===== Records for this exercise
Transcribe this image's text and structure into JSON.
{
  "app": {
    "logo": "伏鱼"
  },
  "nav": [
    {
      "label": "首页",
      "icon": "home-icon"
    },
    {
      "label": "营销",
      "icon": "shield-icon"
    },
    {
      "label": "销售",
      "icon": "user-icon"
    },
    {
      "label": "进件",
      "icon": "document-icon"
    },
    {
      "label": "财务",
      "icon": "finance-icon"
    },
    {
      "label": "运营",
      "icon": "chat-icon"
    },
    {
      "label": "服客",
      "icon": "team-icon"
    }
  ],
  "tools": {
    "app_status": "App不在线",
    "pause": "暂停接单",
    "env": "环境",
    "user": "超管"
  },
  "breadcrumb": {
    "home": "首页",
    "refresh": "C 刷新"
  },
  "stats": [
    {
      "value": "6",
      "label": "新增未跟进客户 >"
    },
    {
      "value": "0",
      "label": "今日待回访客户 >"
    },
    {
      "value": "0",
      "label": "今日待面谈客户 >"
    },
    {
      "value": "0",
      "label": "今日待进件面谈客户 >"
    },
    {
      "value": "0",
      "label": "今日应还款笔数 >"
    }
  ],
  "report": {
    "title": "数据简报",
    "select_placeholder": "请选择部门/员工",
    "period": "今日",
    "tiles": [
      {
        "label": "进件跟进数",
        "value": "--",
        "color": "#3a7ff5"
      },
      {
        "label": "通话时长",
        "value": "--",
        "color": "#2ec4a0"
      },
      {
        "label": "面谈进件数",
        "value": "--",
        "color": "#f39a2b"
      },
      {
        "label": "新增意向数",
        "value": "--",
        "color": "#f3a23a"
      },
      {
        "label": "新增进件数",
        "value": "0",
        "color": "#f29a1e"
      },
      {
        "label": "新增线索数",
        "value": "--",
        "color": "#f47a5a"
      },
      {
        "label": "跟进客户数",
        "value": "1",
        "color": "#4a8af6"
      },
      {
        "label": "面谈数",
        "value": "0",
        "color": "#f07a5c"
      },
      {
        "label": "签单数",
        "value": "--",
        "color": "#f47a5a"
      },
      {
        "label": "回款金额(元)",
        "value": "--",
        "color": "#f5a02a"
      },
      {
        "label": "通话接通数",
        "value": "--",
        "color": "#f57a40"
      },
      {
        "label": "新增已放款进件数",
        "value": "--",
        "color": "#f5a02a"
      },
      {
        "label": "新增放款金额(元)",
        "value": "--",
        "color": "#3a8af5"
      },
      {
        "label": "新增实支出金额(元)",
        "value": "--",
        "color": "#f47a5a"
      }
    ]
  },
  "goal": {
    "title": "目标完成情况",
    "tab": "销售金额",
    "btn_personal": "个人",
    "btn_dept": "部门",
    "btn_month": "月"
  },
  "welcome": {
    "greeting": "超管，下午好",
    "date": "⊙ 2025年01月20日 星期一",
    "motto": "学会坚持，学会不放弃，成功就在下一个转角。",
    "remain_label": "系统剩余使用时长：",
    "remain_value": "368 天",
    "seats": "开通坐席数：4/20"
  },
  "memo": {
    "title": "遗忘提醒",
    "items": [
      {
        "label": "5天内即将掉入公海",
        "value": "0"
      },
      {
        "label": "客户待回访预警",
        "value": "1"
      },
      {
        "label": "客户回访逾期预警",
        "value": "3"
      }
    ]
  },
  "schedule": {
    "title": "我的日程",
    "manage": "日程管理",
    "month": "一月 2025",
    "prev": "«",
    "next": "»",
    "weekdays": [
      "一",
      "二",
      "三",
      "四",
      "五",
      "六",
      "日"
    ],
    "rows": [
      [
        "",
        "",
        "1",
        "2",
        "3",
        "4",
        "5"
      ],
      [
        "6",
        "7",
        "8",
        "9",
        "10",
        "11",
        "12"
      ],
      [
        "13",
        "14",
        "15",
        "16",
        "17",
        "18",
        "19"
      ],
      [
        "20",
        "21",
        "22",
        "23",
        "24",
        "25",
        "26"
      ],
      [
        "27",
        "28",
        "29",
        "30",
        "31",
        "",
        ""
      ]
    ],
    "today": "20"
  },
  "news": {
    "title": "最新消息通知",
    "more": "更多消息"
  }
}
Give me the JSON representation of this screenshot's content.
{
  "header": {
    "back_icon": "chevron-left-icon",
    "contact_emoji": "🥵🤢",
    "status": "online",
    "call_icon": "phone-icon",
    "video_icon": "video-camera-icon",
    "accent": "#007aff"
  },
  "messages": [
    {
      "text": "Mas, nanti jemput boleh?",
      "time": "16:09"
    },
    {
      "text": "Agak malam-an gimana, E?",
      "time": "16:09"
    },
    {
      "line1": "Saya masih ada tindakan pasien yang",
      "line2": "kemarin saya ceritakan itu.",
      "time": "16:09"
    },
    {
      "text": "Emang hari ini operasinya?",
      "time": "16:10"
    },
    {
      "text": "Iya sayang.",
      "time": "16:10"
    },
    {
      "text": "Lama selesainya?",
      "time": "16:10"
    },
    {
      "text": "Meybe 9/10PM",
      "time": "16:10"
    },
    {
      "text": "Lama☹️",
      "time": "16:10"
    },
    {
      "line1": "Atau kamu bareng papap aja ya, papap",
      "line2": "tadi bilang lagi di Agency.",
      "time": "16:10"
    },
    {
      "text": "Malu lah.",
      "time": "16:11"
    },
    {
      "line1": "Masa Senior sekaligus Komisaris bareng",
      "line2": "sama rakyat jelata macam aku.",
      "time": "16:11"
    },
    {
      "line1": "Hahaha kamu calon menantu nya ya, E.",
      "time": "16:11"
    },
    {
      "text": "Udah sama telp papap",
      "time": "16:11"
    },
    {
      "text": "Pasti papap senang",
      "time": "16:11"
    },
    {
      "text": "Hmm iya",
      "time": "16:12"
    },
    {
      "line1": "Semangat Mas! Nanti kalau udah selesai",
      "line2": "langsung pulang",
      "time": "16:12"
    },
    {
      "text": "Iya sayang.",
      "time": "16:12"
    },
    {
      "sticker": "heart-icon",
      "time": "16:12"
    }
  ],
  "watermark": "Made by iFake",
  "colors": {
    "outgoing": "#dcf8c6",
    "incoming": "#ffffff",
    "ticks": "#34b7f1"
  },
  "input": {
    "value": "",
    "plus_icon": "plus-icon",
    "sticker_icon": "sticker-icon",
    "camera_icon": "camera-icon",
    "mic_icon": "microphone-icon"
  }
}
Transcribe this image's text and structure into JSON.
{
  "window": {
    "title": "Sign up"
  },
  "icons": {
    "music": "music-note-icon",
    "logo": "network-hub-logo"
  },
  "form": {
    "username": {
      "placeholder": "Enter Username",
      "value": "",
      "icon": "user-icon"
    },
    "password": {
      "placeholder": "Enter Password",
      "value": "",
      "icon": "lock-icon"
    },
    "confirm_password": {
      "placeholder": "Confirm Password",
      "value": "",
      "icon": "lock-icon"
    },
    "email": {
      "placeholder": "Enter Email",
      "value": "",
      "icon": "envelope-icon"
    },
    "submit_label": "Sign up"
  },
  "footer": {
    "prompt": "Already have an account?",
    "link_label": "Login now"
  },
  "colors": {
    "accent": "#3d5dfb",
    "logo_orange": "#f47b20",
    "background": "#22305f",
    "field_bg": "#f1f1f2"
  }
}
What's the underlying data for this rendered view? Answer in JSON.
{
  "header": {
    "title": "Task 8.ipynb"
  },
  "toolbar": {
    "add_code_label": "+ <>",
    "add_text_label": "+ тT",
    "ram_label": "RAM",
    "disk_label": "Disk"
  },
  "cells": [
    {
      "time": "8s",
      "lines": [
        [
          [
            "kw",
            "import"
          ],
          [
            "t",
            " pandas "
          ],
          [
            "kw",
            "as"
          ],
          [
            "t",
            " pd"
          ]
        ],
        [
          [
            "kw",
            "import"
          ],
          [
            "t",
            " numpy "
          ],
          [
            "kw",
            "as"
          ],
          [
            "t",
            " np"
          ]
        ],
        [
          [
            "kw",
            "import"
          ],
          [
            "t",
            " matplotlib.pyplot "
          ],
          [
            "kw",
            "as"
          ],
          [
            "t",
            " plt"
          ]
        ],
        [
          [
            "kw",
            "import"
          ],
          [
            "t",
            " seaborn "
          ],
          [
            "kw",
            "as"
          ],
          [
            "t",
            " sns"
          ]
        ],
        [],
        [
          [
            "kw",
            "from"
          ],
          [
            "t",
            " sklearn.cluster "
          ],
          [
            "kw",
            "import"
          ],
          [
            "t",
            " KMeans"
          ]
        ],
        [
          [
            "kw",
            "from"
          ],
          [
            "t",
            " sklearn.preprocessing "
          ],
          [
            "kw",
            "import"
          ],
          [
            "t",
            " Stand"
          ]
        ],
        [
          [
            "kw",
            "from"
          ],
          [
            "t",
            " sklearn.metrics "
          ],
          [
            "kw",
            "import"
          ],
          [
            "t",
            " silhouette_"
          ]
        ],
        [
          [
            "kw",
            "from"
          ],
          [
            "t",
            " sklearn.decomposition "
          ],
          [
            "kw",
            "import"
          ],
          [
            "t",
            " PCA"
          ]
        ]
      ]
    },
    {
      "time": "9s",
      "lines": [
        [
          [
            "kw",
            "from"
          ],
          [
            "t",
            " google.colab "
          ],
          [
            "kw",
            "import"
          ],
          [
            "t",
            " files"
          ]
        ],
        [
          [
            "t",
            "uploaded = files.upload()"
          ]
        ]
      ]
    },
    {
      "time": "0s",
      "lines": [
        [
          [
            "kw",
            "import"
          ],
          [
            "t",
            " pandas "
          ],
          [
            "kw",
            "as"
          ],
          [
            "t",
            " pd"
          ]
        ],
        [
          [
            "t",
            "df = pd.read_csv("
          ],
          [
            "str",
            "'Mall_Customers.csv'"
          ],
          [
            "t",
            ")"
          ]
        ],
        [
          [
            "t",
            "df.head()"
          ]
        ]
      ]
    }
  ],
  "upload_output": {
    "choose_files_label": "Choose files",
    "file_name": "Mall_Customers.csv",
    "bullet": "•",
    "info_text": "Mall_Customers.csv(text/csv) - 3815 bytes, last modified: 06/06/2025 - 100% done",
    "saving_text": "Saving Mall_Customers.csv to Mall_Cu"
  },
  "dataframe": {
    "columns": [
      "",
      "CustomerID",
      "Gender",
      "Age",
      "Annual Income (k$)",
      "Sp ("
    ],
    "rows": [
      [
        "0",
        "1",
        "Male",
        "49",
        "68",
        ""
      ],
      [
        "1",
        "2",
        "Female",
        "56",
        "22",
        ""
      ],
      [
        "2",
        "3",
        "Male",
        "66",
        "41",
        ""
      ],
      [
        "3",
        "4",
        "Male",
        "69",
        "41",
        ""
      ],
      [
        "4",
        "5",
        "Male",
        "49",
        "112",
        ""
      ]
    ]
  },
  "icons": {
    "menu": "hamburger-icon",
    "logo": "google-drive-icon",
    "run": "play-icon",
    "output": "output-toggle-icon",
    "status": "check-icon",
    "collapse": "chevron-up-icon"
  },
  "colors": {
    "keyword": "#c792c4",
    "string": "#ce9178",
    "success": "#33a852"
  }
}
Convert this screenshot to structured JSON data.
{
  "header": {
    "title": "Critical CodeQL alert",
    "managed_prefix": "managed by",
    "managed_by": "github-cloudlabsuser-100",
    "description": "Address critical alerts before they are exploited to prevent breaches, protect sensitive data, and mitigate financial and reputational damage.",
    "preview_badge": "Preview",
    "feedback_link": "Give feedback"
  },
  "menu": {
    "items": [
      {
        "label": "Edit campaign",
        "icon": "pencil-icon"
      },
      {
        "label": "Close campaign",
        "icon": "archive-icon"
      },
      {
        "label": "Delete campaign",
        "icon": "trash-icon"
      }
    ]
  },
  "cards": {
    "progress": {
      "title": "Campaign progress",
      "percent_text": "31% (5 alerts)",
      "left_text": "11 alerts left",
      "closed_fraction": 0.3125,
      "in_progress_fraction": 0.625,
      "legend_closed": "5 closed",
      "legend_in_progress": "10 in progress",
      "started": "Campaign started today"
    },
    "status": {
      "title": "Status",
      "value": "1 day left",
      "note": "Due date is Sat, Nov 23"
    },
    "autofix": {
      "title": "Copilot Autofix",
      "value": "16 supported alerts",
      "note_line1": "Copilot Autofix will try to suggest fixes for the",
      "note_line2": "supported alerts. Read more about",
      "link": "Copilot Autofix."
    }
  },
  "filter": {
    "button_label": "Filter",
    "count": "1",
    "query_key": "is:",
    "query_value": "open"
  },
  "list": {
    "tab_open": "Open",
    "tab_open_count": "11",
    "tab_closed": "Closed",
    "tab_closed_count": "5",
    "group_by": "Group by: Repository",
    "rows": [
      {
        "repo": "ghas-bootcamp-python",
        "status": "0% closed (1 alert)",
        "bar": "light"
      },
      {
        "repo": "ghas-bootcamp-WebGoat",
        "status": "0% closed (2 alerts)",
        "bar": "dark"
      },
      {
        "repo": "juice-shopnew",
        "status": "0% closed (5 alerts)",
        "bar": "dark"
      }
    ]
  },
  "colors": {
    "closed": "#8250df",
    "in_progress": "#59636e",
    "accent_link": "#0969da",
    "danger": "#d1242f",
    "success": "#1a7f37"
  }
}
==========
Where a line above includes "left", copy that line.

    "back_icon": "chevron-left-icon",
      "left_text": "11 alerts left",
      "value": "1 day left",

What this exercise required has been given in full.